It’s the difference between life viewed as sealed in matter and doomed to extinction and life as transcending matter, an adventure with no end in sight.
How to answer this question? What indeed is our true nature? We have our neuroscientists, psychiatrists, philosophers, etc., to get answers from.
But besides these, we have everyday folks everywhere and their life experiences. Why is that important? Anybody might have experiences that help us answer the question. We are all experts, at least with regard to our own experiences.
Our assumptions are not decisive; what is decisive are matters of fact and experience. A single experience of an individual can sometimes overthrow the opinions of whole clutches of alleged experts. For example, I don’t believe in ghosts; I know they exist because I was physically attacked by ghosts twice. I’ve written about these elsewhere; my point is that no expert is going to talk me out of believing what I know I experienced.
I’m not saying that one person’s observation or experience can overthrow a paradigm; what I am saying is that when many thousands of everyday people attest to certain claims, however unusual, the presumed guardians of truth need to pay attention.
My yet wider point is this. As far as the modern controversy about the central or peripheral role of our interior selves in the arc of our existence, I don’t see it being solved by the supposed experts. The reason for that is a no brainer; they tend not to look at the data, and if they do, it’s through their reductionistic spectacles.
The remedy for this unhappy arrangement is that people—and they are legion—should not be shy about reporting, sharing, or discussing their extraordinary experiences. Especially when they challenge basic assumptions. Nowadays, under the growing shadow of climate apocalypse , we’re hearing stories about dehumanizing indigenous, Black, Brown, sexually different people (to mention a few prominent groups.) And we are hearing stories of all kinds of extraordinary experience, stories that go against all expectatiions of what is possible.

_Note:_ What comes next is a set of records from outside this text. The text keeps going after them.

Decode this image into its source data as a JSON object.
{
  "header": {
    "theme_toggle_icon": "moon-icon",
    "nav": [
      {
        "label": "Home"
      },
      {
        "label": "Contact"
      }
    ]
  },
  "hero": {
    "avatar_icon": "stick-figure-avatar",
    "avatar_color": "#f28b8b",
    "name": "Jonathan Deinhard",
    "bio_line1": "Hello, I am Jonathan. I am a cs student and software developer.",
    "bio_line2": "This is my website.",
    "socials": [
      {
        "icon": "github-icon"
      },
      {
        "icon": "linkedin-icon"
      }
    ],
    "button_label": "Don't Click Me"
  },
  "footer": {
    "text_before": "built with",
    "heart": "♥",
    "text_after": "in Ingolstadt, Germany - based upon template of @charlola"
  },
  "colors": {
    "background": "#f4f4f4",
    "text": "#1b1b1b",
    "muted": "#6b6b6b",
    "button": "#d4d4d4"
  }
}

Many have stories that make others feel uncomfortable, and so they shelve them, even from friends or loved ones, afraid of being being seen as odd or crazy. I think that fear should be laid aside; we have much to learn from each other about certain dimensions of experience.
For a while I taught a course on psychical research in a university setting, and part of the deal was that each student wrote a research report about one paranormal experience, the student’s or friends, family, anyone. Specific criteria were laid down for producing the designated report..
The majority of my students came back with intriguing papers; few were unable to come up with a report, using the criteria I provided. I discovered that if you fish around with people in general, you’ll find stories worthy of collecting and adding to the already enormous amount of written testimony proving the reality of extra-physical agency. The answer to the great question lies in the collective experience of people everywhere. We need to launch a conversation that migrates around the world,
There is much talk about the need for a new paradigm; there are all sorts of attempts to theorize everything. Good luck! In the end, however, the critical question is what your living paradigm is now. A paradigm is your workable window on the world--your values, beliefs, and dispositions. We all have some kind of worldview, however rough and haphazard.
In my view, what counts is not what experts and rule-books say, but what you have in your self—what shapes your response to a wily unpredictable world. So be your own paradigm and honor your extraordinary potential. Onward to a democracy of higher consciousness.